Return the whole listing exactly as written.

....

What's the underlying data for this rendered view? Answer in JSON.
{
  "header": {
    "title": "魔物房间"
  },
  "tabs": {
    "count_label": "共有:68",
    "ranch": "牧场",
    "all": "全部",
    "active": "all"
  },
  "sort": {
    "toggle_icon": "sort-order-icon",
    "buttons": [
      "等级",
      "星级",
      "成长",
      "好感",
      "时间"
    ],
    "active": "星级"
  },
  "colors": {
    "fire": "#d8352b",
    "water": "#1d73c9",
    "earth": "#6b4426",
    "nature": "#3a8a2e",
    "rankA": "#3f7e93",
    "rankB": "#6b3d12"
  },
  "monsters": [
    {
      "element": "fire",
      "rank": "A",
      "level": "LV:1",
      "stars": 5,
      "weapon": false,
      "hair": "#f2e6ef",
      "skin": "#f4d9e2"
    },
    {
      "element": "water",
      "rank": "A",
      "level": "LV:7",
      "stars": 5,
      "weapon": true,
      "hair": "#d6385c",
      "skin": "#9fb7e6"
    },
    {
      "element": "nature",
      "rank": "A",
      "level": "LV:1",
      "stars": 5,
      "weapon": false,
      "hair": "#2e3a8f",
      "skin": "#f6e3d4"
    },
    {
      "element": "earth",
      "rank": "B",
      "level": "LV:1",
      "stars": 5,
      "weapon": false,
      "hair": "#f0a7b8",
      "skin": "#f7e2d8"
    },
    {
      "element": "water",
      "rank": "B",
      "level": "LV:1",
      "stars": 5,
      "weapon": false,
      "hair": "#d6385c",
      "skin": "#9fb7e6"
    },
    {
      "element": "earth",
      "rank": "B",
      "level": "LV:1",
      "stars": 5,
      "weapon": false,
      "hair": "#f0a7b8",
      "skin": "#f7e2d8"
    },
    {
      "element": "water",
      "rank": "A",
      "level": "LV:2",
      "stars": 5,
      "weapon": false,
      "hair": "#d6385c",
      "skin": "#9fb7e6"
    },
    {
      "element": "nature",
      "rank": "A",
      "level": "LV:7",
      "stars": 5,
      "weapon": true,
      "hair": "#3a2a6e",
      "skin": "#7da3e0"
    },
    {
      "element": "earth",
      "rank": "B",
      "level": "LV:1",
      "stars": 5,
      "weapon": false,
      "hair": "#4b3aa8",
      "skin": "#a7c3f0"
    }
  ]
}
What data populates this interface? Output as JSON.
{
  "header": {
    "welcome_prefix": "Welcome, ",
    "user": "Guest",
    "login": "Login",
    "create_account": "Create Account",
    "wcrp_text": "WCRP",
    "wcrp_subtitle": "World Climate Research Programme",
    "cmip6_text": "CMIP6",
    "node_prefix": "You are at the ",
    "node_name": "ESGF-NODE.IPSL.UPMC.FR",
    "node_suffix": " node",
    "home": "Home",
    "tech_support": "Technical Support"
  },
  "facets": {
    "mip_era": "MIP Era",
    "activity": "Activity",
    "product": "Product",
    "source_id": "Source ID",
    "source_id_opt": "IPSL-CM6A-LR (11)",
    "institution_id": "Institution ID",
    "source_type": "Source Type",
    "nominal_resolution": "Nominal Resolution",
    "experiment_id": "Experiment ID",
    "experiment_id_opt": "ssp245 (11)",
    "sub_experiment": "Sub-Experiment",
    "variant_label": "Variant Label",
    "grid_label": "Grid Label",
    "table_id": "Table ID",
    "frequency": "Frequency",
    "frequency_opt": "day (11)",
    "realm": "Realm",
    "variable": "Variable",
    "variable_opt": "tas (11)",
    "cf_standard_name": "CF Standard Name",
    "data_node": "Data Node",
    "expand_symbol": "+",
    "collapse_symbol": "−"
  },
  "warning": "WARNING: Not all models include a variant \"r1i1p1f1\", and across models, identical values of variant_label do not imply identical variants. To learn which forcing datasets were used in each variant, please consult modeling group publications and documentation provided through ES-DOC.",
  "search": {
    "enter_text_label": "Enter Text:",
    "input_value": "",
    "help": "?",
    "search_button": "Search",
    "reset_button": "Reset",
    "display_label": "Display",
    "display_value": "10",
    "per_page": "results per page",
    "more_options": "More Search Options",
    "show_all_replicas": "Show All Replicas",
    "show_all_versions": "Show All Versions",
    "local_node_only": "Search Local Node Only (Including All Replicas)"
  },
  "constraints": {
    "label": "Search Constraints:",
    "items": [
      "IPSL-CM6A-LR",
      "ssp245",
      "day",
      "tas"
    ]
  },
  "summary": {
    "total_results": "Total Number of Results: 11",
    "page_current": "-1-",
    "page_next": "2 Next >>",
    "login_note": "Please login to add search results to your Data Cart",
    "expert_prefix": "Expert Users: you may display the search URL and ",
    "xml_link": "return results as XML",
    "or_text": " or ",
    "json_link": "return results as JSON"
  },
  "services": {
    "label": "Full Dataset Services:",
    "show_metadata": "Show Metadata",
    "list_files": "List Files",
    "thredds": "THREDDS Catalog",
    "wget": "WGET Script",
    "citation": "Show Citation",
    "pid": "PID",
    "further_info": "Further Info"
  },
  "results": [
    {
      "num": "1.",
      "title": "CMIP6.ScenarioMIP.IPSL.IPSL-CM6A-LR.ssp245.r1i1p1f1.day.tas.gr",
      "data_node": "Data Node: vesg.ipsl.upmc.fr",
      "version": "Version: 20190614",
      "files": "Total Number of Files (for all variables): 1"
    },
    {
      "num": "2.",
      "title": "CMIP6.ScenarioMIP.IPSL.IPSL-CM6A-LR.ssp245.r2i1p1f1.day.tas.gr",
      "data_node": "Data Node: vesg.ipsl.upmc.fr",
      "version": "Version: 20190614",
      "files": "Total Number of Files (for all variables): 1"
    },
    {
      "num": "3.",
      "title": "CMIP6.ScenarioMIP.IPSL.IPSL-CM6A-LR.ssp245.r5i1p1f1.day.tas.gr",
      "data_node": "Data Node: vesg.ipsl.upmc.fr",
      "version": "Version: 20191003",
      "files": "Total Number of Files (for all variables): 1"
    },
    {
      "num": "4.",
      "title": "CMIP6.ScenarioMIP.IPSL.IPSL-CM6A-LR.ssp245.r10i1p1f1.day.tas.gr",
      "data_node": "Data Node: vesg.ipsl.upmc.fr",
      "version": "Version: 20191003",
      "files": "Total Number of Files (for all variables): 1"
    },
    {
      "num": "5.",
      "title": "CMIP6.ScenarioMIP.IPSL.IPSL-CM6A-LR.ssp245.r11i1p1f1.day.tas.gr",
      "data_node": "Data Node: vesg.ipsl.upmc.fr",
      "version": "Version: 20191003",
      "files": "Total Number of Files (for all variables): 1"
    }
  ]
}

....

Result for this task:
What's the underlying data for this rendered view? Answer in JSON.
{
  "header": {
    "title": "魔物房间"
  },
  "tabs": {
    "count_label": "共有:68",
    "ranch": "牧场",
    "all": "全部",
    "active": "all"
  },
  "sort": {
    "toggle_icon": "sort-order-icon",
    "buttons": [
      "等级",
      "星级",
      "成长",
      "好感",
      "时间"
    ],
    "active": "星级"
  },
  "colors": {
    "fire": "#d8352b",
    "water": "#1d73c9",
    "earth": "#6b4426",
    "nature": "#3a8a2e",
    "rankA": "#3f7e93",
    "rankB": "#6b3d12"
  },
  "monsters": [
    {
      "element": "fire",
      "rank": "A",
      "level": "LV:1",
      "stars": 5,
      "weapon": false,
      "hair": "#f2e6ef",
      "skin": "#f4d9e2"
    },
    {
      "element": "water",
      "rank": "A",
      "level": "LV:7",
      "stars": 5,
      "weapon": true,
      "hair": "#d6385c",
      "skin": "#9fb7e6"
    },
    {
      "element": "nature",
      "rank": "A",
      "level": "LV:1",
      "stars": 5,
      "weapon": false,
      "hair": "#2e3a8f",
      "skin": "#f6e3d4"
    },
    {
      "element": "earth",
      "rank": "B",
      "level": "LV:1",
      "stars": 5,
      "weapon": false,
      "hair": "#f0a7b8",
      "skin": "#f7e2d8"
    },
    {
      "element": "water",
      "rank": "B",
      "level": "LV:1",
      "stars": 5,
      "weapon": false,
      "hair": "#d6385c",
      "skin": "#9fb7e6"
    },
    {
      "element": "earth",
      "rank": "B",
      "level": "LV:1",
      "stars": 5,
      "weapon": false,
      "hair": "#f0a7b8",
      "skin": "#f7e2d8"
    },
    {
      "element": "water",
      "rank": "A",
      "level": "LV:2",
      "stars": 5,
      "weapon": false,
      "hair": "#d6385c",
      "skin": "#9fb7e6"
    },
    {
      "element": "nature",
      "rank": "A",
      "level": "LV:7",
      "stars": 5,
      "weapon": true,
      "hair": "#3a2a6e",
      "skin": "#7da3e0"
    },
    {
      "element": "earth",
      "rank": "B",
      "level": "LV:1",
      "stars": 5,
      "weapon": false,
      "hair": "#4b3aa8",
      "skin": "#a7c3f0"
    }
  ]
}
What data populates this interface? Output as JSON.
{
  "header": {
    "welcome_prefix": "Welcome, ",
    "user": "Guest",
    "login": "Login",
    "create_account": "Create Account",
    "wcrp_text": "WCRP",
    "wcrp_subtitle": "World Climate Research Programme",
    "cmip6_text": "CMIP6",
    "node_prefix": "You are at the ",
    "node_name": "ESGF-NODE.IPSL.UPMC.FR",
    "node_suffix": " node",
    "home": "Home",
    "tech_support": "Technical Support"
  },
  "facets": {
    "mip_era": "MIP Era",
    "activity": "Activity",
    "product": "Product",
    "source_id": "Source ID",
    "source_id_opt": "IPSL-CM6A-LR (11)",
    "institution_id": "Institution ID",
    "source_type": "Source Type",
    "nominal_resolution": "Nominal Resolution",
    "experiment_id": "Experiment ID",
    "experiment_id_opt": "ssp245 (11)",
    "sub_experiment": "Sub-Experiment",
    "variant_label": "Variant Label",
    "grid_label": "Grid Label",
    "table_id": "Table ID",
    "frequency": "Frequency",
    "frequency_opt": "day (11)",
    "realm": "Realm",
    "variable": "Variable",
    "variable_opt": "tas (11)",
    "cf_standard_name": "CF Standard Name",
    "data_node": "Data Node",
    "expand_symbol": "+",
    "collapse_symbol": "−"
  },
  "warning": "WARNING: Not all models include a variant \"r1i1p1f1\", and across models, identical values of variant_label do not imply identical variants. To learn which forcing datasets were used in each variant, please consult modeling group publications and documentation provided through ES-DOC.",
  "search": {
    "enter_text_label": "Enter Text:",
    "input_value": "",
    "help": "?",
    "search_button": "Search",
    "reset_button": "Reset",
    "display_label": "Display",
    "display_value": "10",
    "per_page": "results per page",
    "more_options": "More Search Options",
    "show_all_replicas": "Show All Replicas",
    "show_all_versions": "Show All Versions",
    "local_node_only": "Search Local Node Only (Including All Replicas)"
  },
  "constraints": {
    "label": "Search Constraints:",
    "items": [
      "IPSL-CM6A-LR",
      "ssp245",
      "day",
      "tas"
    ]
  },
  "summary": {
    "total_results": "Total Number of Results: 11",
    "page_current": "-1-",
    "page_next": "2 Next >>",
    "login_note": "Please login to add search results to your Data Cart",
    "expert_prefix": "Expert Users: you may display the search URL and ",
    "xml_link": "return results as XML",
    "or_text": " or ",
    "json_link": "return results as JSON"
  },
  "services": {
    "label": "Full Dataset Services:",
    "show_metadata": "Show Metadata",
    "list_files": "List Files",
    "thredds": "THREDDS Catalog",
    "wget": "WGET Script",
    "citation": "Show Citation",
    "pid": "PID",
    "further_info": "Further Info"
  },
  "results": [
    {
      "num": "1.",
      "title": "CMIP6.ScenarioMIP.IPSL.IPSL-CM6A-LR.ssp245.r1i1p1f1.day.tas.gr",
      "data_node": "Data Node: vesg.ipsl.upmc.fr",
      "version": "Version: 20190614",
      "files": "Total Number of Files (for all variables): 1"
    },
    {
      "num": "2.",
      "title": "CMIP6.ScenarioMIP.IPSL.IPSL-CM6A-LR.ssp245.r2i1p1f1.day.tas.gr",
      "data_node": "Data Node: vesg.ipsl.upmc.fr",
      "version": "Version: 20190614",
      "files": "Total Number of Files (for all variables): 1"
    },
    {
      "num": "3.",
      "title": "CMIP6.ScenarioMIP.IPSL.IPSL-CM6A-LR.ssp245.r5i1p1f1.day.tas.gr",
      "data_node": "Data Node: vesg.ipsl.upmc.fr",
      "version": "Version: 20191003",
      "files": "Total Number of Files (for all variables): 1"
    },
    {
      "num": "4.",
      "title": "CMIP6.ScenarioMIP.IPSL.IPSL-CM6A-LR.ssp245.r10i1p1f1.day.tas.gr",
      "data_node": "Data Node: vesg.ipsl.upmc.fr",
      "version": "Version: 20191003",
      "files": "Total Number of Files (for all variables): 1"
    },
    {
      "num": "5.",
      "title": "CMIP6.ScenarioMIP.IPSL.IPSL-CM6A-LR.ssp245.r11i1p1f1.day.tas.gr",
      "data_node": "Data Node: vesg.ipsl.upmc.fr",
      "version": "Version: 20191003",
      "files": "Total Number of Files (for all variables): 1"
    }
  ]
}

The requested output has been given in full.